Greek crisis: Papandreou promises referendum on EU deal

Prime Minister George Papandreou delivers a speech to the Greek Socialist party (31 Oct 2011)
Image caption Prime Minister George Papandreou says he will respect the will of the Greek people

Greece will hold a referendum on a new European Union aid package intended to resolve the country's debt crisis, Prime Minister George Papandreou says.

Last week eurozone leaders agreed on a 100bn-euro loan (£86bn; $140bn) to Athens and a 50% debt write-off, in a effort to tackle the euro crisis.

But there have been large-scale protests in Greece against austerity measures demanded by the EU.

Analysts say a referendum could derail the wider deal on the euro debt crisis.

The Greek rescue package is a key part of the agreement reached last week after marathon talks between eurozone leaders.

They said banks holding Greek debt accepted a 50% loss, the eurozone bailout fund will be boosted to about 1tn euros and banks will have to raise more capital.

The Greek plan has rattled the financial markets.

The FTSE 100 in London opened 2.2% lower, the Dax in Frankfurt fell 3.5% and the Cac-40 in Paris dropped 3.4%.

This came in the wake of sharp falls on Monday, when the main European indexes closed lower by around 3%.

In Asia on Tuesday, the main indexes in Japan, Hong Kong and Australia all closed down by at least 1.4%.

'Final say'

Opinion polls in Greece show that most people do not support the austerity deal.

Mr Papandreou told a meeting of his governing Socialist party that Greek people would have the final say on the package, which is designed to reduce Greek debt by about 100bn euros.

"The command of the Greek people will bind us", he was quoted as saying by AFP news agency.

He set no date for the referendum, but indicated that it would be held after details of the deal have been finalised with the EU and the country's creditors.

It is a big gamble for Mr Papandreou, who will argue that it is in Greece's national interest to support the deal, the BBC's Europe editor Gavin Hewitt reports.

But our correspondent says that many people in Greece say they prefer the chaos of default to years of hardship.

The junior party in Germany's governing coalition has criticised the referendum plan.

The parliamentary leader for the Free Democrats, Rainer Bruederle, said a No vote would mean the Greek government was declaring bankruptcy.

"This sounds to me like someone is trying to wriggle out of what was agreed - a strange thing to do," he told the Deutschlandfunk radio network.

The referendum is another hurdle for the eurozone to get over, says the BBC's Matthew Price, in Brussels.

It comes at a bad time for the eurozone and those who hoped the crisis was being contained, he adds.

Last Friday, there were protests in several cities around Greece.

An important annual parade was cancelled in Thessaloniki after demonstrators blocked the route and shouted insults at President Karolos Papoulias.
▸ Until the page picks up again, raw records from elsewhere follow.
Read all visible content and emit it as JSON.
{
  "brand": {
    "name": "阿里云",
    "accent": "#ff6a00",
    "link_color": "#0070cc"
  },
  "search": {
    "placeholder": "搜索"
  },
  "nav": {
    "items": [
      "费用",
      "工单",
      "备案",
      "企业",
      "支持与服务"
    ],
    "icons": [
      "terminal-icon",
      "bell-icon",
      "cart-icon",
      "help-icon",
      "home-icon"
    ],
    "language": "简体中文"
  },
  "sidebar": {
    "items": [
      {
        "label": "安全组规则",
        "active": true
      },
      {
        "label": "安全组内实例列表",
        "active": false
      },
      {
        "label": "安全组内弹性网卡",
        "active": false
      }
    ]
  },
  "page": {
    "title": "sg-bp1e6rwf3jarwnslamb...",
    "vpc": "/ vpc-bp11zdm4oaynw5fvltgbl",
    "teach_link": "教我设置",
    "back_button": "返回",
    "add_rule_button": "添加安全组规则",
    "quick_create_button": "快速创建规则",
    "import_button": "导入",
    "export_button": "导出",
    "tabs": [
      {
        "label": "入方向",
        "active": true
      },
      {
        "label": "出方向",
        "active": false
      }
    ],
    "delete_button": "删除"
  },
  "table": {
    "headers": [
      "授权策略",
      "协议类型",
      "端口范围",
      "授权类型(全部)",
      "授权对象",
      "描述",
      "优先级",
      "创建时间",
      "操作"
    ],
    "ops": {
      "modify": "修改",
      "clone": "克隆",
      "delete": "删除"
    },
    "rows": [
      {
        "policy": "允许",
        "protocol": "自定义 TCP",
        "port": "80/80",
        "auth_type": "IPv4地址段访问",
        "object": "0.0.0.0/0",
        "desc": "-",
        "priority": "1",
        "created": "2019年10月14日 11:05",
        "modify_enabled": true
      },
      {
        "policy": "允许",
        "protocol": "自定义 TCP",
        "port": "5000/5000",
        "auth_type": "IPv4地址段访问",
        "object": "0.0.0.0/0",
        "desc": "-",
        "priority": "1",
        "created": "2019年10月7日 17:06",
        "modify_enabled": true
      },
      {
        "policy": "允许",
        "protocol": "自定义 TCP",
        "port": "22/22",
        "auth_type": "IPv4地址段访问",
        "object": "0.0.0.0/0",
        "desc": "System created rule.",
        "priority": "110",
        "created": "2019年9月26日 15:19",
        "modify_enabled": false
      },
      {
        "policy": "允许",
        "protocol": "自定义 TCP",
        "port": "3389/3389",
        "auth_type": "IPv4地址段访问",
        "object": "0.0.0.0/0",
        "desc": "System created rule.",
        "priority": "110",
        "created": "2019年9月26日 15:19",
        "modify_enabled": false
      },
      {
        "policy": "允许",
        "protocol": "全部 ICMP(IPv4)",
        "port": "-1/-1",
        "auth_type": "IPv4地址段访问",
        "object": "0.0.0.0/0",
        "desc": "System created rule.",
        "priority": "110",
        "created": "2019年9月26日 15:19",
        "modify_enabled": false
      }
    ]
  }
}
Socialist dissenters

Many Greeks believe the government has gone too far in allowing the EU and the International Monetary Fund (IMF) to dictate the austerity measures needed to secure the bailout.

Mr Papandreou has also faced growing dissent from within his own Socialist party over the impact of the measures.
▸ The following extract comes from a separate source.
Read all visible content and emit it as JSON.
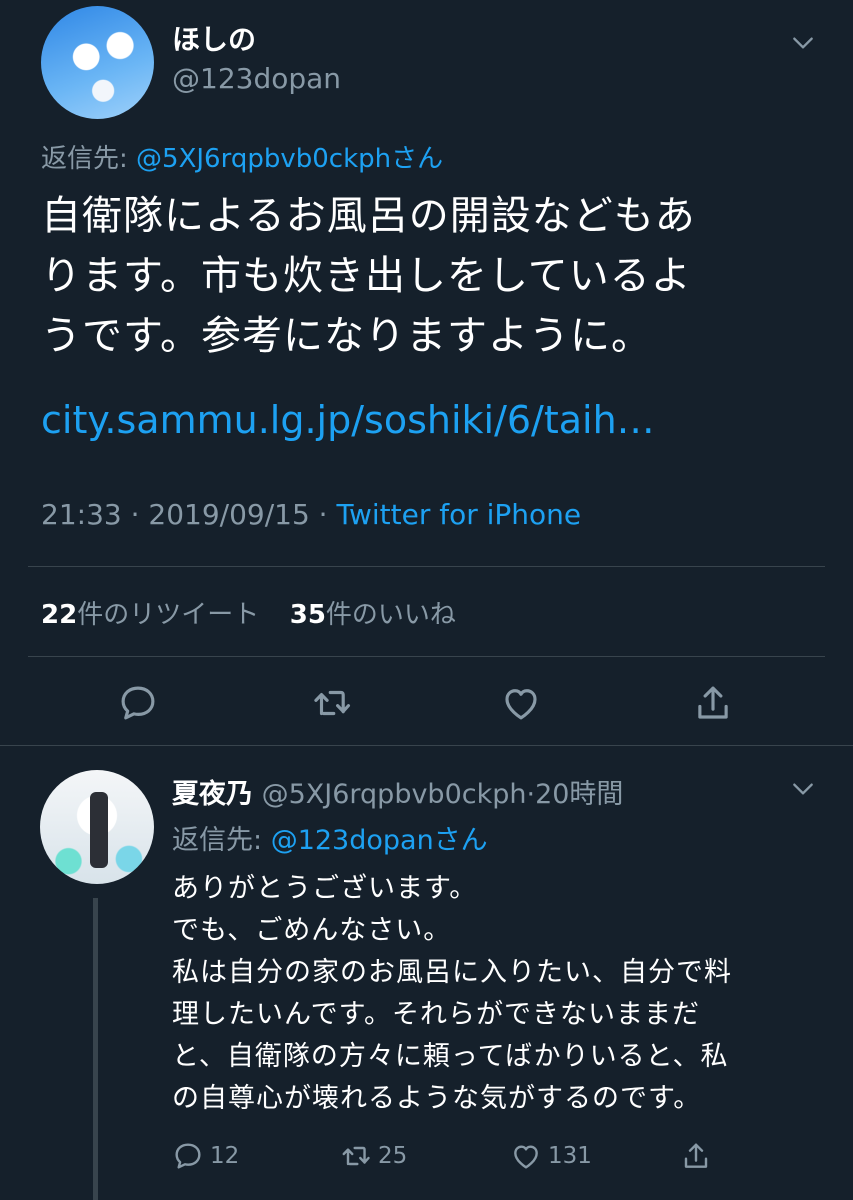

The party's approval ratings have plunged and its parliamentary majority has been cut by several defections to other groups.
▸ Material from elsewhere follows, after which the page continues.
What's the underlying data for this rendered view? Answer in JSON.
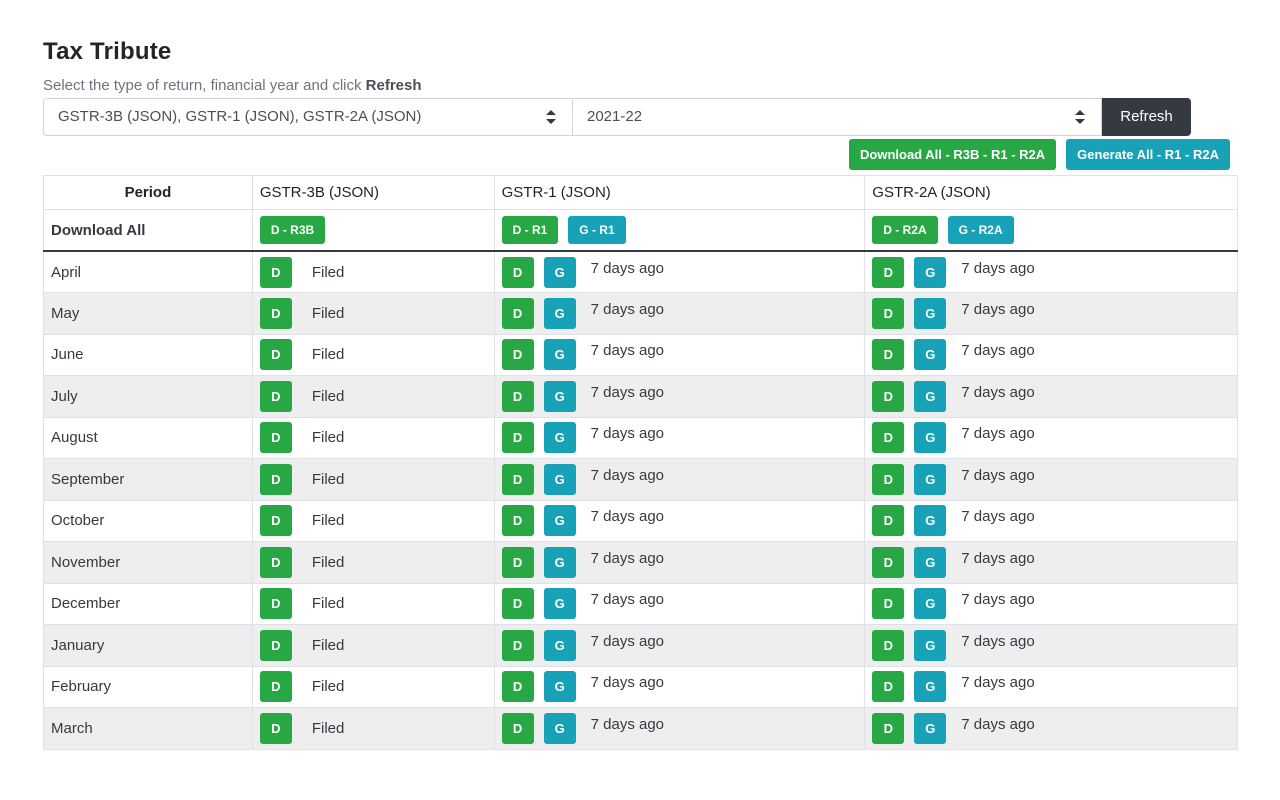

Analysts say the promise of a referendum allows Mr Papandreou's government, which has born the brunt of public anger over the austerity measures, to pass responsibility for the country's future to the Greek public.

"The new agreement will be submitted to parliament for approval and then submitted to the judgment of the Greek people," Finance Minister Evangelos Venizelos told the Antenna TV channel.

"The Greek people can, of course, say no but must bear in mind the consequences of that decision."

Opposition parties said the government had only announced the referendum to avoid having to call an early general election.

"The prime minister is trying to buy time," said Costas Gioulekas from the right-of-centre New Democracy party.

"We want clear solutions. And a clear solution is obvious: elections."